[Records drawn from a dataset]
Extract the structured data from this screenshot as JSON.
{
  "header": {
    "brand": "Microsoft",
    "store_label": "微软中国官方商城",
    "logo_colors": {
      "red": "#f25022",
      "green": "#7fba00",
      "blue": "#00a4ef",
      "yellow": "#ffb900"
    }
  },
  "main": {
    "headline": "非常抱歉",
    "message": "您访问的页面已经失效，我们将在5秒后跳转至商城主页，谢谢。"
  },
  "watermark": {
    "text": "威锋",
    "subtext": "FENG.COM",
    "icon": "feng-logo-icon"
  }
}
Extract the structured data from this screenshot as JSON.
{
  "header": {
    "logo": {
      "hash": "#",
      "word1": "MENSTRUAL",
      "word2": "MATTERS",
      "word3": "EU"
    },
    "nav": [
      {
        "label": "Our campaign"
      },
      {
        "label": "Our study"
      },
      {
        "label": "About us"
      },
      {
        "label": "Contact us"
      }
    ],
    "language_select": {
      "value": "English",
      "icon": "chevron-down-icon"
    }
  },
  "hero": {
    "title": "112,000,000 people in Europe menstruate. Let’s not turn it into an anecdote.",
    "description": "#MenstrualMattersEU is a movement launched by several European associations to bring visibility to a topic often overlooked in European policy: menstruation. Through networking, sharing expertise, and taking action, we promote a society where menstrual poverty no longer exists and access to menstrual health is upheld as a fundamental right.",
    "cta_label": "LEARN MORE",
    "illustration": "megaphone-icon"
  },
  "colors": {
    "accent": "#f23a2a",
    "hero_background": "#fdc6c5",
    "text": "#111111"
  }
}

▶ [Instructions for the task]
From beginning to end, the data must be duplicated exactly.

▶ [Output for this task]
Extract the structured data from this screenshot as JSON.
{
  "header": {
    "brand": "Microsoft",
    "store_label": "微软中国官方商城",
    "logo_colors": {
      "red": "#f25022",
      "green": "#7fba00",
      "blue": "#00a4ef",
      "yellow": "#ffb900"
    }
  },
  "main": {
    "headline": "非常抱歉",
    "message": "您访问的页面已经失效，我们将在5秒后跳转至商城主页，谢谢。"
  },
  "watermark": {
    "text": "威锋",
    "subtext": "FENG.COM",
    "icon": "feng-logo-icon"
  }
}
Extract the structured data from this screenshot as JSON.
{
  "header": {
    "logo": {
      "hash": "#",
      "word1": "MENSTRUAL",
      "word2": "MATTERS",
      "word3": "EU"
    },
    "nav": [
      {
        "label": "Our campaign"
      },
      {
        "label": "Our study"
      },
      {
        "label": "About us"
      },
      {
        "label": "Contact us"
      }
    ],
    "language_select": {
      "value": "English",
      "icon": "chevron-down-icon"
    }
  },
  "hero": {
    "title": "112,000,000 people in Europe menstruate. Let’s not turn it into an anecdote.",
    "description": "#MenstrualMattersEU is a movement launched by several European associations to bring visibility to a topic often overlooked in European policy: menstruation. Through networking, sharing expertise, and taking action, we promote a society where menstrual poverty no longer exists and access to menstrual health is upheld as a fundamental right.",
    "cta_label": "LEARN MORE",
    "illustration": "megaphone-icon"
  },
  "colors": {
    "accent": "#f23a2a",
    "hero_background": "#fdc6c5",
    "text": "#111111"
  }
}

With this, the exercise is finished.